The Double Hip “Ironsides” Corset shapes American Women
Victorian women liked their corsets tight. If a person looked up and down any busy street in the late nineteenth century, they saw townswomen that struck dramatic silhouettes. The corset, a tight fitting, boned garment, restricted movement and reshaped the natural position of organs inside a women's body. A trade card from 1885 featured a corset typical of the period dubbed the Double Hip "Ironsides" Corset. The construction of this corset placed stiff cords diagonally under the boning that ran perpendicularly over the hips. The advertisement proclaimed that the hip bones are longer than those found in competitor's corsets "producing a corset of great strength." The card then explained that "the bones on the sides and hips, and also the sides steels, are doubly protected by three or four thicknesses of jean" which diminished the likely hood of snapping a steel bone from wear and added "much to the durability of the corset."
From a construction standpoint, this corset was solidly built. It is no wonder the manufacturer used the nickname of the USS Constitution, a ship whose "ironsides," made of tough oak were said to be impenetrable by cannonballs. However, four layers of denim over the hips, even before the addition of steel bones and cord, made moving the hip joints very difficult. A woman wearing such a rigid undergarment found even simple tasks much more difficult to complete. Household duties such as chasing after children, cooking a meal, or even tidying the house while wearing a corset made some women begin to wonder if the practice made any positive impact on their lives.
Middle and upper class women found themselves restricted in many ways during the Victorian era. Though Susan B. Anthony and Elizabeth Cady Stanton launched the National Woman Suffrage Association in 1869, women did not have the right to vote on factors that affected their lives.
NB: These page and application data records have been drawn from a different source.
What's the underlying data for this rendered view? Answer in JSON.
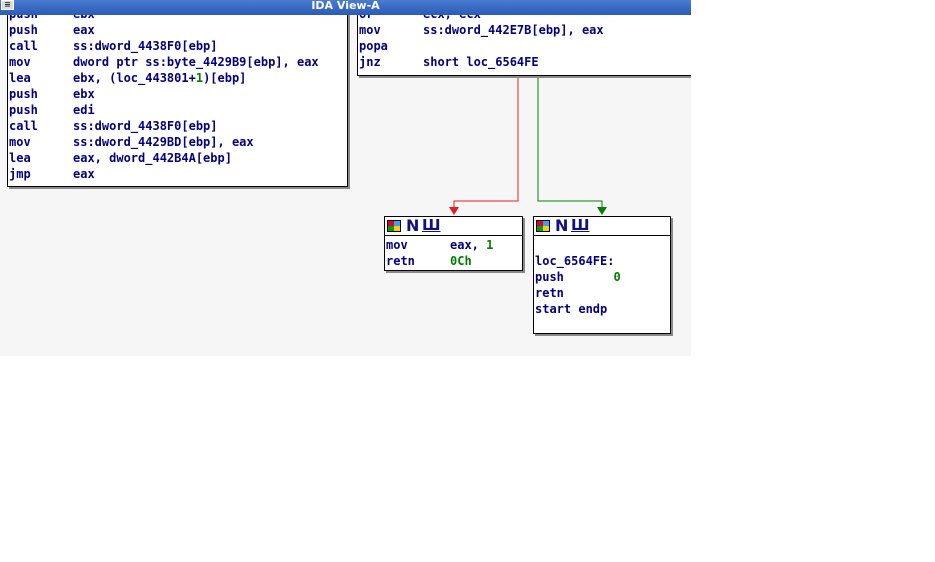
{
  "window": {
    "title": "IDA View-A",
    "sysmenu_icon": "window-menu-icon"
  },
  "colors": {
    "code_text": "#000080",
    "immediate": "#008000",
    "edge_false": "#e02020",
    "edge_true": "#008000",
    "titlebar": "#2a5bb7"
  },
  "nodes": {
    "left": {
      "lines": [
        {
          "mnemonic": "push",
          "operand": "ebx"
        },
        {
          "mnemonic": "push",
          "operand": "eax"
        },
        {
          "mnemonic": "call",
          "operand": "ss:dword_4438F0[ebp]"
        },
        {
          "mnemonic": "mov",
          "operand": "dword ptr ss:byte_4429B9[ebp], eax"
        },
        {
          "mnemonic": "lea",
          "operand_pre": "ebx, (loc_443801+",
          "operand_num": "1",
          "operand_post": ")[ebp]"
        },
        {
          "mnemonic": "push",
          "operand": "ebx"
        },
        {
          "mnemonic": "push",
          "operand": "edi"
        },
        {
          "mnemonic": "call",
          "operand": "ss:dword_4438F0[ebp]"
        },
        {
          "mnemonic": "mov",
          "operand": "ss:dword_4429BD[ebp], eax"
        },
        {
          "mnemonic": "lea",
          "operand": "eax, dword_442B4A[ebp]"
        },
        {
          "mnemonic": "jmp",
          "operand": "eax"
        }
      ]
    },
    "right": {
      "lines": [
        {
          "mnemonic": "or",
          "operand": "ecx, ecx"
        },
        {
          "mnemonic": "mov",
          "operand": "ss:dword_442E7B[ebp], eax"
        },
        {
          "mnemonic": "popa",
          "operand": ""
        },
        {
          "mnemonic": "jnz",
          "operand": "short loc_6564FE"
        }
      ]
    },
    "false_branch": {
      "header": {
        "icons": [
          "color-grid-icon",
          "n-node-icon",
          "w-node-icon"
        ],
        "n": "N",
        "w": "Ш"
      },
      "lines": [
        {
          "mnemonic": "mov",
          "operand_pre": "eax, ",
          "operand_num": "1"
        },
        {
          "mnemonic": "retn",
          "operand_num": "0Ch"
        }
      ]
    },
    "true_branch": {
      "header": {
        "icons": [
          "color-grid-icon",
          "n-node-icon",
          "w-node-icon"
        ],
        "n": "N",
        "w": "Ш"
      },
      "lines": [
        {
          "text": ""
        },
        {
          "text": "loc_6564FE:"
        },
        {
          "mnemonic": "push",
          "operand_num": "0",
          "operand_pad": "  "
        },
        {
          "mnemonic": "retn",
          "operand": ""
        },
        {
          "text": "start endp"
        }
      ]
    }
  }
}
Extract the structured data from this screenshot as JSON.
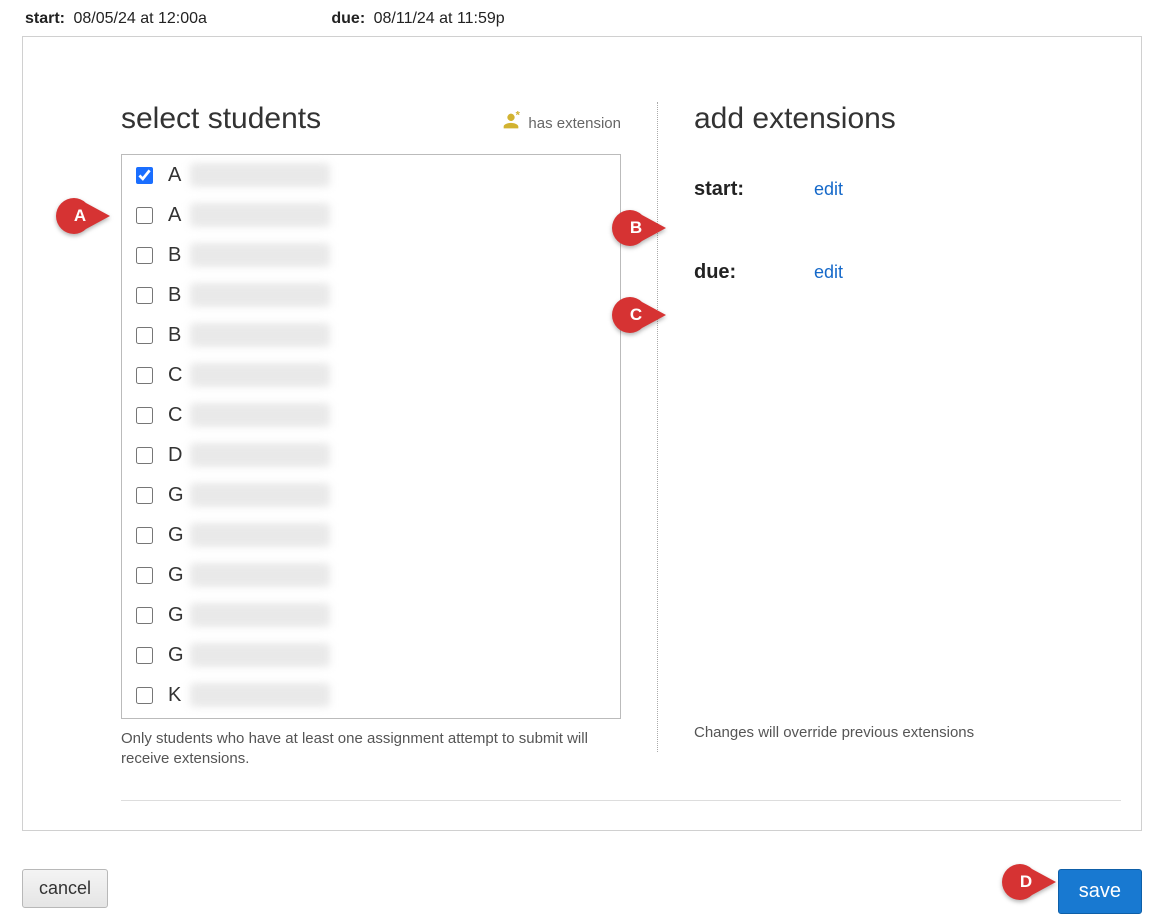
{
  "top": {
    "start_label": "start:",
    "start_value": "08/05/24 at 12:00a",
    "due_label": "due:",
    "due_value": "08/11/24 at 11:59p"
  },
  "left": {
    "heading": "select students",
    "legend_text": "has extension",
    "note": "Only students who have at least one assignment attempt to submit will receive extensions.",
    "students": [
      {
        "initial": "A",
        "checked": true
      },
      {
        "initial": "A",
        "checked": false
      },
      {
        "initial": "B",
        "checked": false
      },
      {
        "initial": "B",
        "checked": false
      },
      {
        "initial": "B",
        "checked": false
      },
      {
        "initial": "C",
        "checked": false
      },
      {
        "initial": "C",
        "checked": false
      },
      {
        "initial": "D",
        "checked": false
      },
      {
        "initial": "G",
        "checked": false
      },
      {
        "initial": "G",
        "checked": false
      },
      {
        "initial": "G",
        "checked": false
      },
      {
        "initial": "G",
        "checked": false
      },
      {
        "initial": "G",
        "checked": false
      },
      {
        "initial": "K",
        "checked": false
      }
    ]
  },
  "right": {
    "heading": "add extensions",
    "start_label": "start:",
    "start_edit": "edit",
    "due_label": "due:",
    "due_edit": "edit",
    "override_note": "Changes will override previous extensions"
  },
  "buttons": {
    "cancel": "cancel",
    "save": "save"
  },
  "callouts": {
    "A": "A",
    "B": "B",
    "C": "C",
    "D": "D"
  }
}
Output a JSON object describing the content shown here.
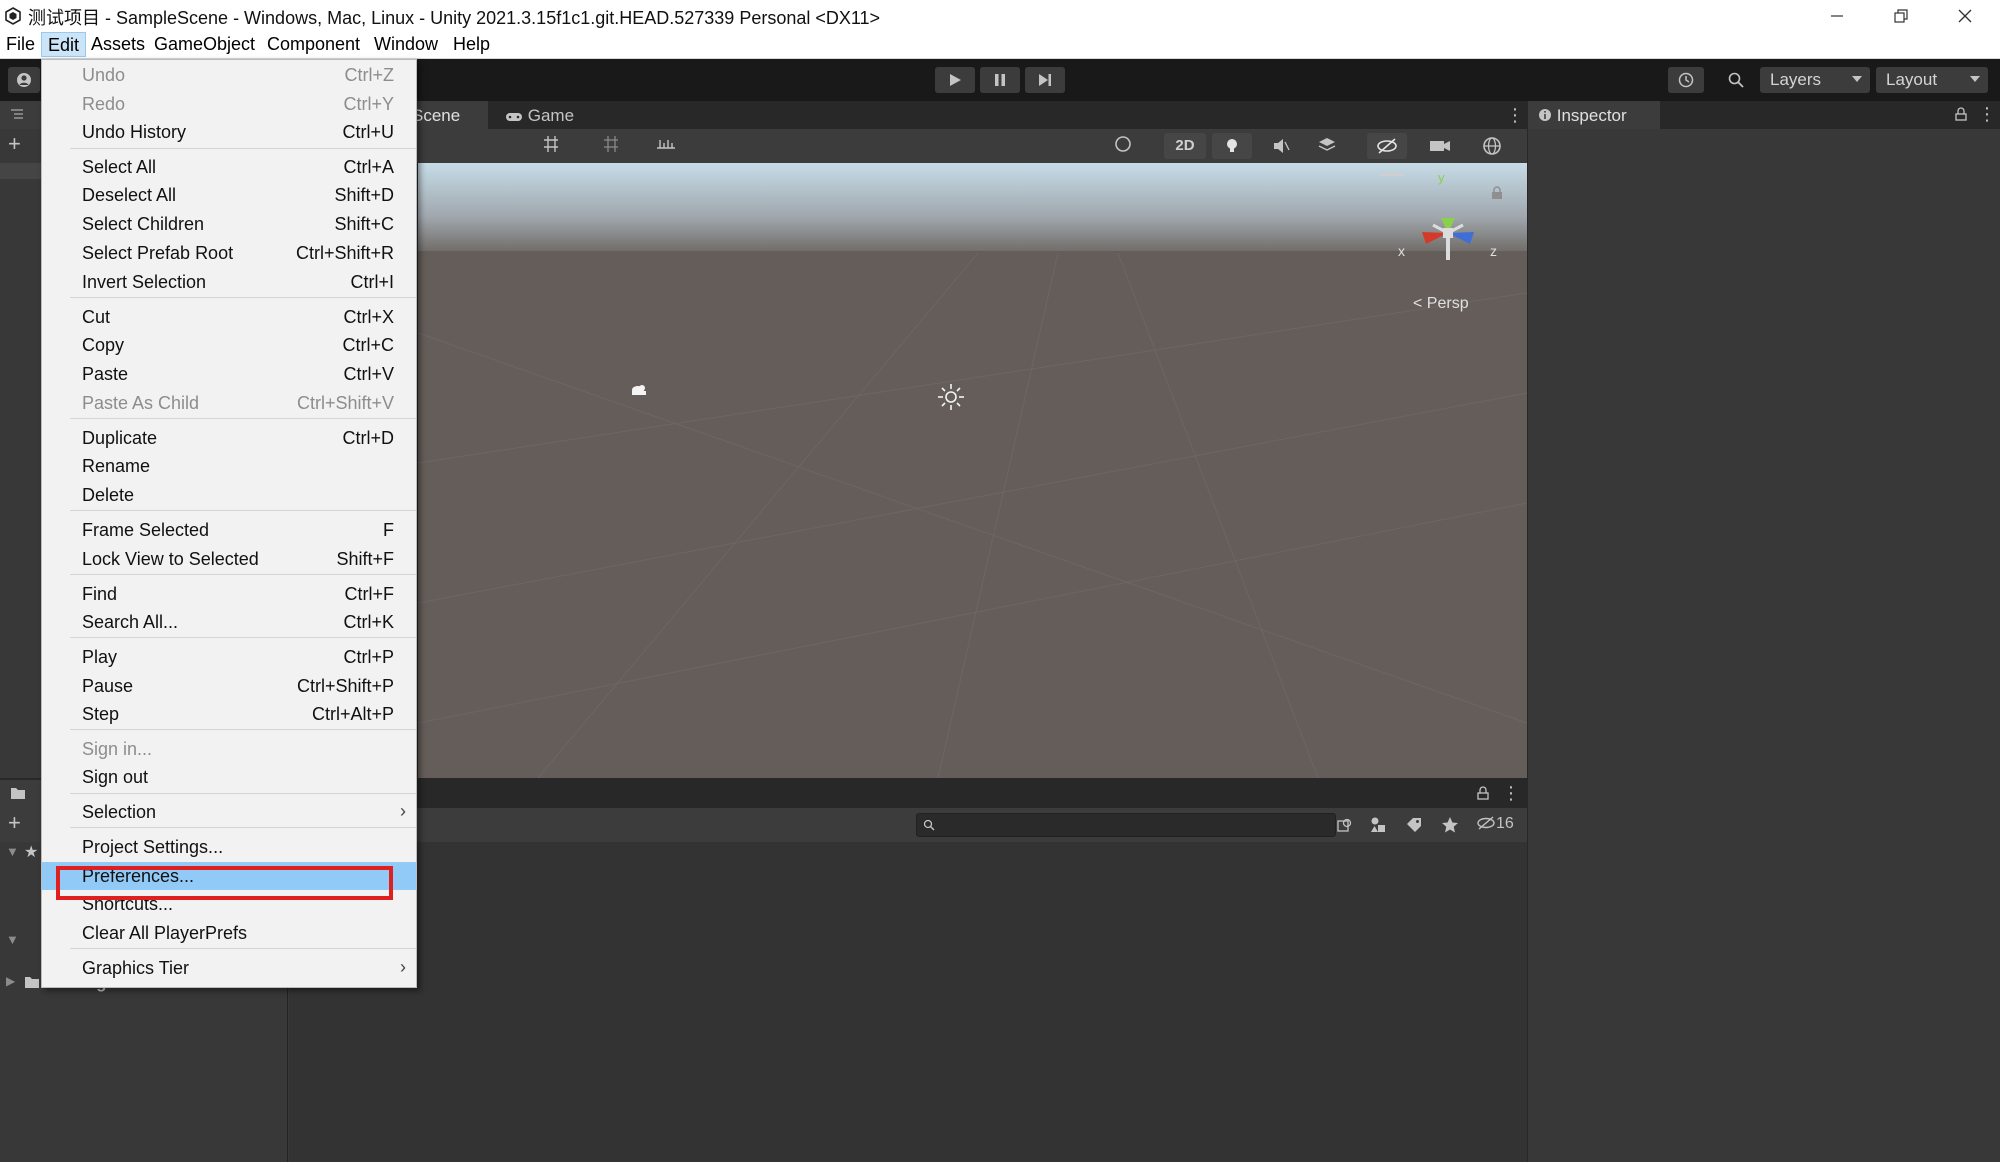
{
  "window": {
    "title": "测试项目 - SampleScene - Windows, Mac, Linux - Unity 2021.3.15f1c1.git.HEAD.527339 Personal <DX11>"
  },
  "menubar": [
    "File",
    "Edit",
    "Assets",
    "GameObject",
    "Component",
    "Window",
    "Help"
  ],
  "toolbar": {
    "layers_label": "Layers",
    "layout_label": "Layout"
  },
  "scene_tabs": {
    "scene": "Scene",
    "game": "Game"
  },
  "scene_toolbar": {
    "mode_2d": "2D"
  },
  "gizmo": {
    "x": "x",
    "y": "y",
    "z": "z",
    "persp": "Persp"
  },
  "inspector": {
    "tab": "Inspector"
  },
  "project": {
    "packages": "Packages",
    "hidden_count": "16"
  },
  "edit_menu": {
    "items": [
      {
        "label": "Undo",
        "shortcut": "Ctrl+Z",
        "disabled": true
      },
      {
        "label": "Redo",
        "shortcut": "Ctrl+Y",
        "disabled": true
      },
      {
        "label": "Undo History",
        "shortcut": "Ctrl+U"
      },
      {
        "label": "Select All",
        "shortcut": "Ctrl+A"
      },
      {
        "label": "Deselect All",
        "shortcut": "Shift+D"
      },
      {
        "label": "Select Children",
        "shortcut": "Shift+C"
      },
      {
        "label": "Select Prefab Root",
        "shortcut": "Ctrl+Shift+R"
      },
      {
        "label": "Invert Selection",
        "shortcut": "Ctrl+I"
      },
      {
        "label": "Cut",
        "shortcut": "Ctrl+X"
      },
      {
        "label": "Copy",
        "shortcut": "Ctrl+C"
      },
      {
        "label": "Paste",
        "shortcut": "Ctrl+V"
      },
      {
        "label": "Paste As Child",
        "shortcut": "Ctrl+Shift+V",
        "disabled": true
      },
      {
        "label": "Duplicate",
        "shortcut": "Ctrl+D"
      },
      {
        "label": "Rename",
        "shortcut": ""
      },
      {
        "label": "Delete",
        "shortcut": ""
      },
      {
        "label": "Frame Selected",
        "shortcut": "F"
      },
      {
        "label": "Lock View to Selected",
        "shortcut": "Shift+F"
      },
      {
        "label": "Find",
        "shortcut": "Ctrl+F"
      },
      {
        "label": "Search All...",
        "shortcut": "Ctrl+K"
      },
      {
        "label": "Play",
        "shortcut": "Ctrl+P"
      },
      {
        "label": "Pause",
        "shortcut": "Ctrl+Shift+P"
      },
      {
        "label": "Step",
        "shortcut": "Ctrl+Alt+P"
      },
      {
        "label": "Sign in...",
        "shortcut": "",
        "disabled": true
      },
      {
        "label": "Sign out",
        "shortcut": ""
      },
      {
        "label": "Selection",
        "shortcut": "",
        "submenu": true
      },
      {
        "label": "Project Settings...",
        "shortcut": ""
      },
      {
        "label": "Preferences...",
        "shortcut": "",
        "highlighted": true
      },
      {
        "label": "Shortcuts...",
        "shortcut": ""
      },
      {
        "label": "Clear All PlayerPrefs",
        "shortcut": ""
      },
      {
        "label": "Graphics Tier",
        "shortcut": "",
        "submenu": true
      }
    ],
    "submenu_glyph": "›"
  },
  "colors": {
    "highlight_bg": "#91c9f7",
    "annotation_box": "#e02020",
    "menu_bg": "#f2f2f2"
  }
}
In addition, the majority of women did not have jobs outside the home. In the home, society expected a woman to keep her household running seamlessly. However, restrictions placed on women branched into other areas beyond social expectations. While performing the roles assigned to them by society, Victorian fashion expected women to maintain specific hemlines and necklines. The clothing that women wore took restriction to another level, and the corset led the way.
The difficulty of performing daily tasks as well as health concerns soon led to the formation of rational dress societies and movements across the Western Hemisphere. Many of the members simultaneously fought for the right of women to vote, and encouraged them to choose clothing more appropriate for healthy lifestyles. The rational dress voices represented a minority at the time this trade card was printed. The fight to loosen the corset raged for several decades, but by the time women won the right to vote in America they were able to show up to polling places in much more comfortable clothing.
- Anonymous, The Double Hip 'Ironsides' Corset (Warners Corset Co., 1885).
- Leigh Summers, "Corsetry and the Reality of Female Complaints," in Bound to Please:A History of the Victorian Corset, ed. Leigh Summers (Oxford: Berg Publishers, 2001), 87-120.
- Sharon Morgan, "Photobucket", Photobucket, http://i647.photobucket.com/albums/uu197/alteredtyme/img012.jpg (accessed 4/20/2009).
- Sharon Morgan, "Photobucket", Photobucket, http://s647.photobucket.com/albums/uu197/alteredtyme/?action=view¤t=img013.jpg (accessed 4/20/2009).